This year Ram V and Christian Ward teamed up for the brilliant Aquaman Andromeda, an aquatic horror story following DC’s king of the ocean. However, long before Andromeda, Marvel’s own deep-sea hero had a horror comic as well. That comic is Sub-Mariner: The Depths, written by Peter Milligan with art by Esad Ribic through the Marvel Knights imprint.
This is an odd one to recommend here because Namor is barely in it. It follows Professor Randolph Stein, a scientist and full-time sceptic who ventures to the ocean floor to disprove the theory of Atlantis. It takes place almost entirely in a submarine as he and his crew search for answers and maybe go a little mad. It’s very much playing on Heart of Darkness (the book that Apocalypse Now was based on) as it reckons with humanity’s struggle with isolation. It throws in some of The Thing and Alien in there as well, making it an atmospheric and moody read. Esad Ribic early in his career is doing some top-notch work here.
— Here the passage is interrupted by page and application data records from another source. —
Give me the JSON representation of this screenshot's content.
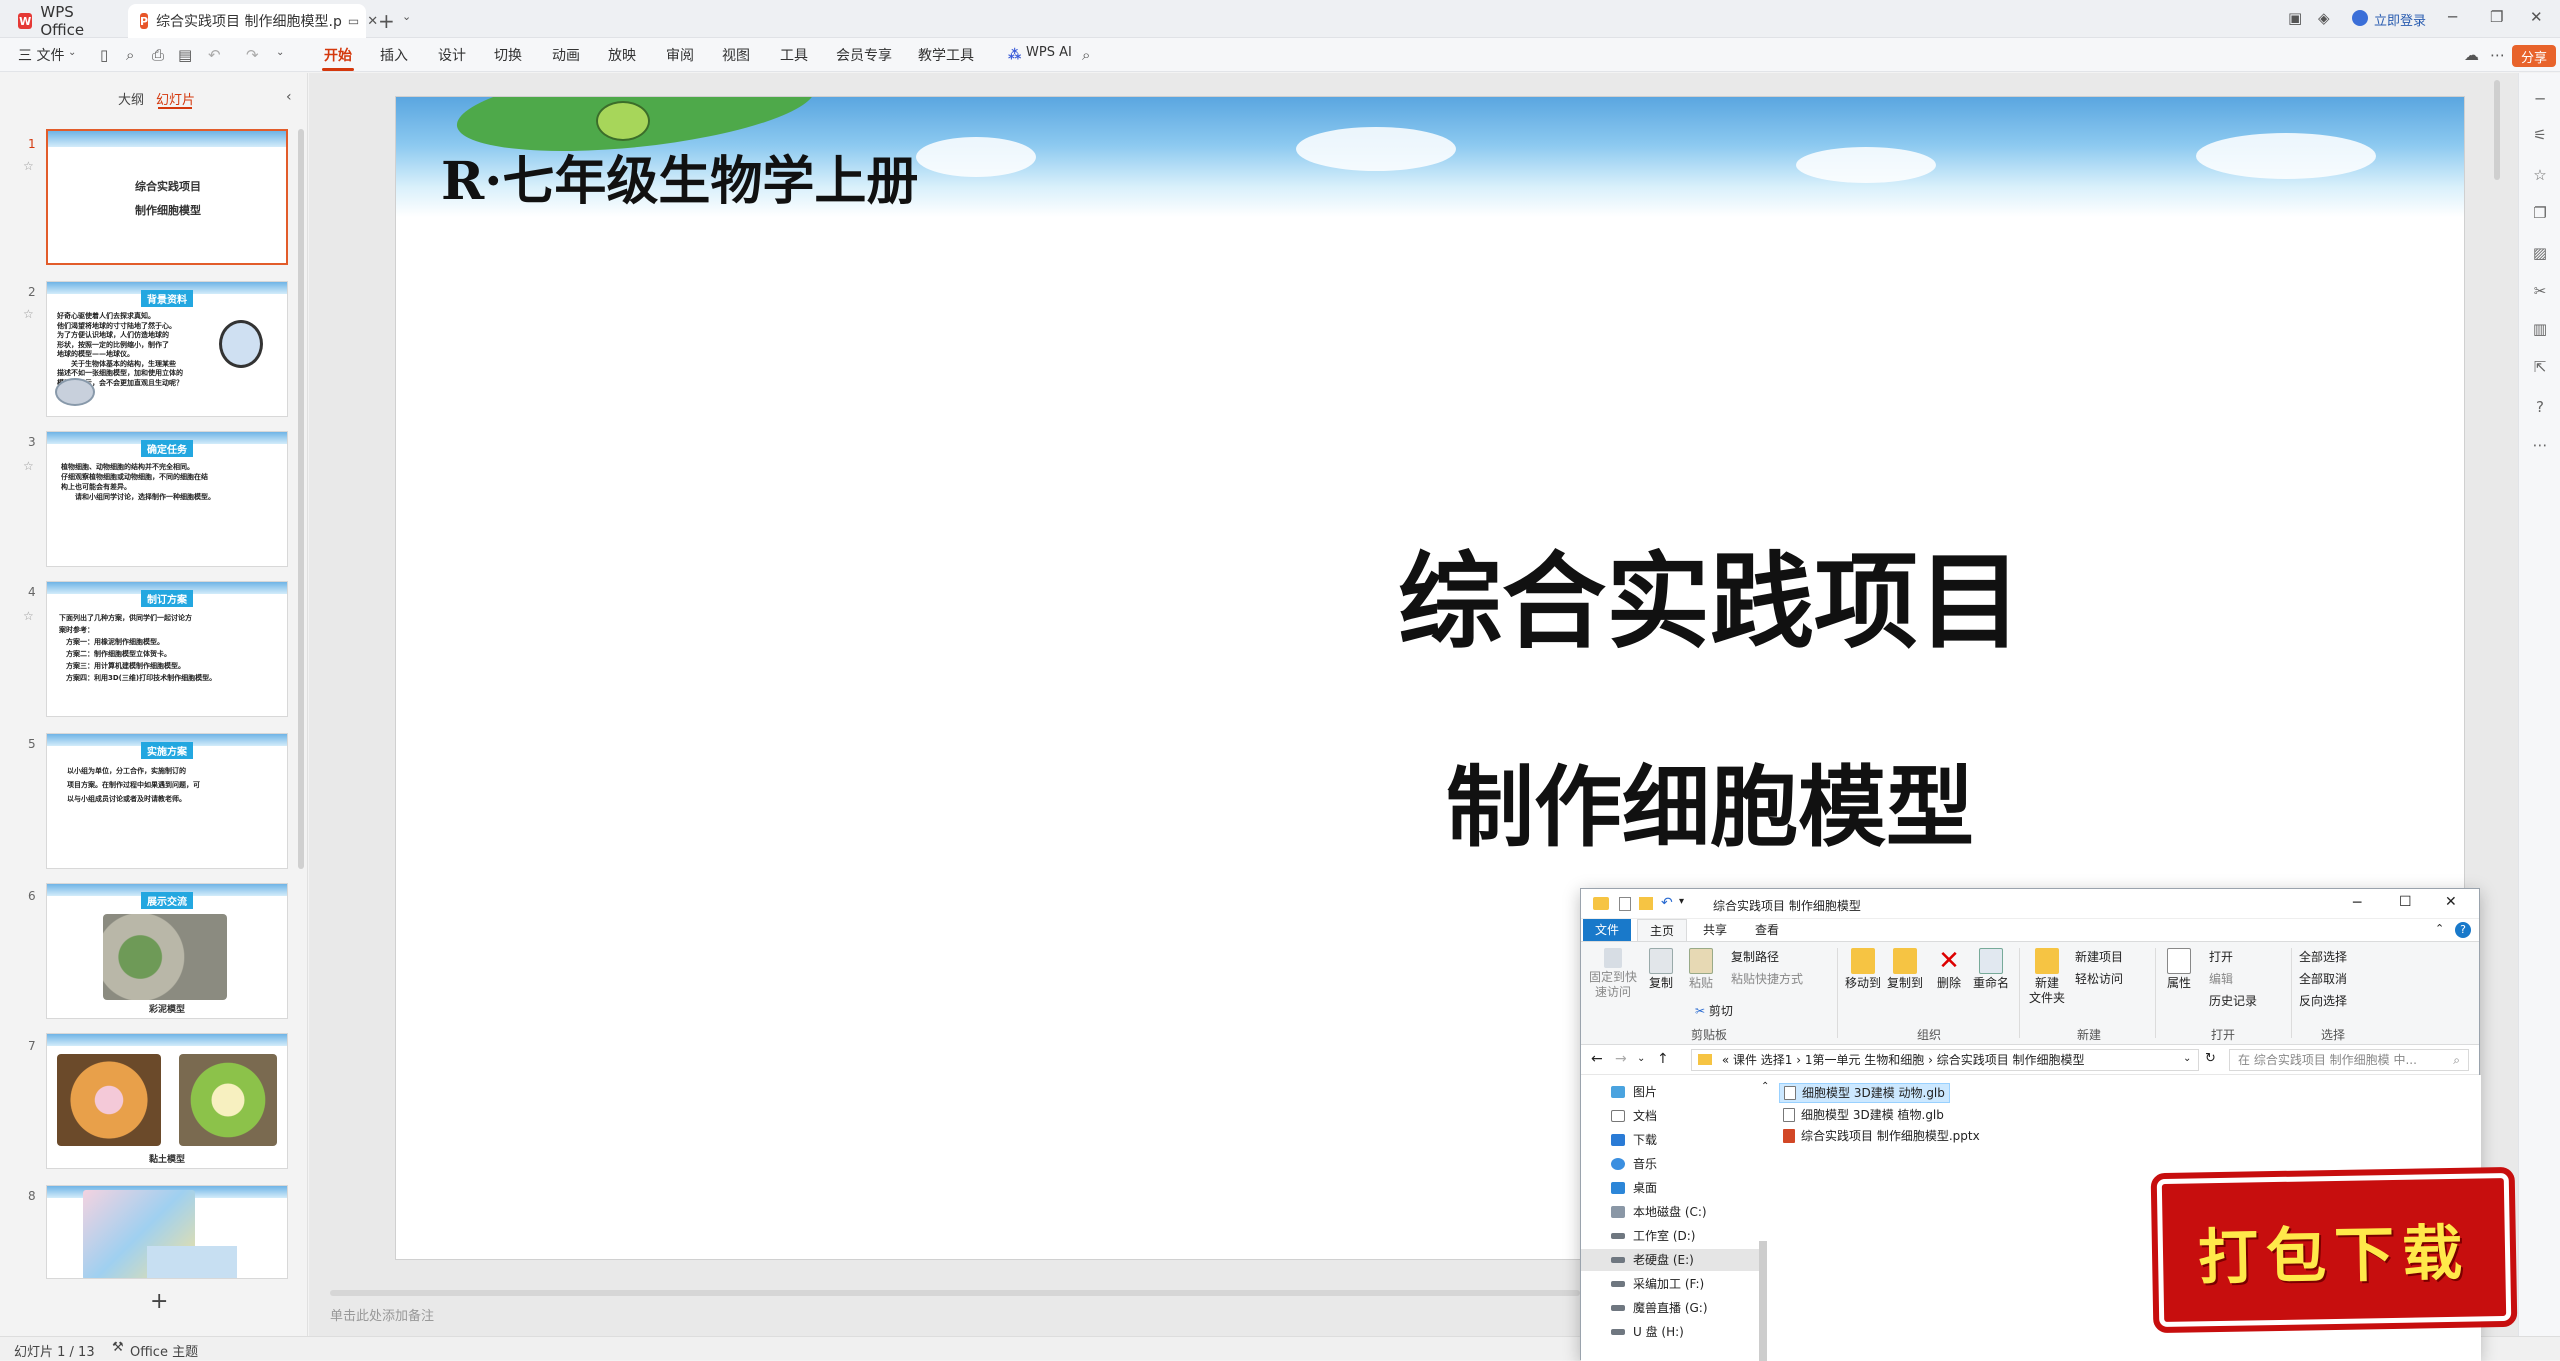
{
  "titlebar": {
    "home_tab": "WPS Office",
    "doc_tab": "综合实践项目 制作细胞模型.p",
    "login": "立即登录"
  },
  "menubar": {
    "file": "三 文件",
    "items": [
      "开始",
      "插入",
      "设计",
      "切换",
      "动画",
      "放映",
      "审阅",
      "视图",
      "工具",
      "会员专享",
      "教学工具"
    ],
    "wps_ai": "WPS AI",
    "share": "分享"
  },
  "sidebar": {
    "tabs": [
      "大纲",
      "幻灯片"
    ],
    "slides": [
      {
        "num": "1",
        "tag": "",
        "text": "综合实践项目\n制作细胞模型"
      },
      {
        "num": "2",
        "tag": "背景资料",
        "text": "好奇心驱使着人们去探求真知。\n他们渴望将地球的寸寸陆地了然于心。\n为了方便认识地球，人们仿造地球的\n形状，按照一定的比例缩小，制作了\n地球的模型——地球仪。\n　　关于生物体基本的结构，生理某些\n描述不如一张细胞模型，加和使用立体的\n模型来展示，会不会更加直观且生动呢？"
      },
      {
        "num": "3",
        "tag": "确定任务",
        "text": "植物细胞、动物细胞的结构并不完全相同。\n仔细观察植物细胞或动物细胞，不同的细胞在结\n构上也可能会有差异。\n　　请和小组同学讨论，选择制作一种细胞模型。"
      },
      {
        "num": "4",
        "tag": "制订方案",
        "text": "下面列出了几种方案，供同学们一起讨论方\n案时参考：\n　方案一：用橡泥制作细胞模型。\n　方案二：制作细胞模型立体贺卡。\n　方案三：用计算机建模制作细胞模型。\n　方案四：利用3D(三维)打印技术制作细胞模型。"
      },
      {
        "num": "5",
        "tag": "实施方案",
        "text": "以小组为单位，分工合作，实施制订的\n项目方案。在制作过程中如果遇到问题，可\n以与小组成员讨论或者及时请教老师。"
      },
      {
        "num": "6",
        "tag": "展示交流",
        "text": "",
        "caption": "彩泥模型"
      },
      {
        "num": "7",
        "tag": "",
        "text": "",
        "caption": "黏土模型"
      },
      {
        "num": "8",
        "tag": "",
        "text": ""
      }
    ],
    "add": "+"
  },
  "slide": {
    "grade_title": "R·七年级生物学上册",
    "main_title": "综合实践项目",
    "sub_title": "制作细胞模型"
  },
  "notes_placeholder": "单击此处添加备注",
  "status": {
    "slide_counter": "幻灯片 1 / 13",
    "theme": "Office 主题"
  },
  "explorer": {
    "title": "综合实践项目 制作细胞模型",
    "tabs": [
      "文件",
      "主页",
      "共享",
      "查看"
    ],
    "ribbon": {
      "pin": "固定到快\n速访问",
      "copy": "复制",
      "paste": "粘贴",
      "copy_path": "复制路径",
      "paste_shortcut": "粘贴快捷方式",
      "cut": "剪切",
      "move_to": "移动到",
      "copy_to": "复制到",
      "delete": "删除",
      "rename": "重命名",
      "new_folder": "新建\n文件夹",
      "new_item": "新建项目",
      "easy_access": "轻松访问",
      "properties": "属性",
      "open": "打开",
      "edit": "编辑",
      "history": "历史记录",
      "select_all": "全部选择",
      "select_none": "全部取消",
      "invert": "反向选择",
      "groups": [
        "剪贴板",
        "组织",
        "新建",
        "打开",
        "选择"
      ]
    },
    "address": "«  课件 选择1  ›  1第一单元 生物和细胞  ›  综合实践项目 制作细胞模型",
    "search_placeholder": "在 综合实践项目 制作细胞模 中...",
    "nav": [
      "图片",
      "文档",
      "下载",
      "音乐",
      "桌面",
      "本地磁盘 (C:)",
      "工作室 (D:)",
      "老硬盘 (E:)",
      "采编加工 (F:)",
      "魔兽直播 (G:)",
      "U 盘 (H:)"
    ],
    "files": [
      "细胞模型 3D建模 动物.glb",
      "细胞模型 3D建模 植物.glb",
      "综合实践项目 制作细胞模型.pptx"
    ]
  },
  "badge": "打包下载"
}
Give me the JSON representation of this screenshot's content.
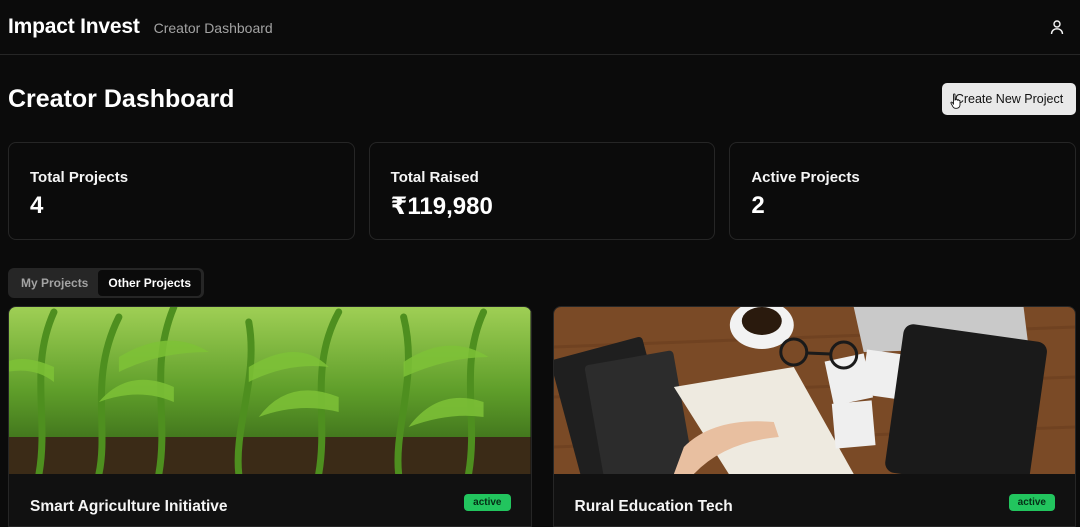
{
  "app": {
    "brand": "Impact Invest",
    "subtitle": "Creator Dashboard"
  },
  "header": {
    "title": "Creator Dashboard",
    "create_label": "Create New Project"
  },
  "stats": [
    {
      "label": "Total Projects",
      "value": "4"
    },
    {
      "label": "Total Raised",
      "value": "₹119,980"
    },
    {
      "label": "Active Projects",
      "value": "2"
    }
  ],
  "tabs": [
    {
      "label": "My Projects",
      "active": false
    },
    {
      "label": "Other Projects",
      "active": true
    }
  ],
  "projects": [
    {
      "title": "Smart Agriculture Initiative",
      "status": "active",
      "image": "corn-field-photo"
    },
    {
      "title": "Rural Education Tech",
      "status": "active",
      "image": "desk-with-book-photo"
    }
  ],
  "colors": {
    "background": "#0b0b0b",
    "badge": "#22c55e",
    "button": "#e9e9e9"
  },
  "icons": {
    "user": "user-icon",
    "cursor": "hand-pointer-icon"
  }
}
Unlike other Namor comics, the ocean isn’t some lush paradise but a black, endless void that forces these characters to confront themselves. Namor here is used very sparingly, acting as an urban legend and force of nature. He represents the vast, untamed elements and humankind’s incessant need for answers. It’s a great utlisation of the character and the comic still really holds up. I think this story should be celebrated a lot more but sadly seems to be forgotten these days. So if you want something a little more experimental, I say pick it up.
If you’ve gotten into Namor a bit and have taken a liking to the character, I would really recommend going back to the very beginning and reading his early golden-age appearances. It may seem a bit odd to recommend his first stories when you’ve already read everything else, but remember: these are old comics. Several stylistic traits and conventions we associate with superhero comics weren’t really established at this time, so for a lot of people, these might seem very dated.
Golden age comics are certainly an acquired taste; they’re simple and deeply silly stories. However, I think Namor has some of the strongest work from this time. Even in this period of simplified conflicts, Namor stood apart as someone who was far more ambiguous. He spends most of his time fighting the Nazis and will help the US military, but he has no love for the Americans. That was pretty bold for the period and pretty different from a lot of the blatant propaganda you’d get at the time. It’s important to bear in mind, though, that these comics did come out in the 1940s, so propaganda is still present in some unfortunate racism scattered throughout.
Daredevil Vol 1 #7
A lot of the fun with superhero universes is the idea that any character could conceivably meet, even those who seem to have next to nothing in common. I still believe one of the best examples of these kinds of odd pairings is the seventh issue of the very first Daredevil run, where The Man Without Fear met The Avenging Son.
These characters are about as different as you can get. Daredevil is a blind lawyer operating out of Manhattan, a pretty street-level and down to Earth character, although at this point, he wasn’t as dark as he would become. Namor, on the other hand, is about the opposite of that. He’s a loud, boisterous underwater prince who could invade a country if he so wanted. So writer Stan Lee and artist Wally Wood get a lot of fun out of pitting these two against each other. It’s a real struggle for Daredevil as he has to keep up with a superpowered demigod, a real David, and Goliath situation. However, I think the most fun this issue has is the various fish-out-of-water scenarios Lee and Wood put Namor into. He arrives in New York to look for a lawyer, so the pair get a lot of mileage out of having Namor struggle with everyday things like revolving doors and elevators. It’s a genuinely brilliant comedic issue and a total stone-cold classic.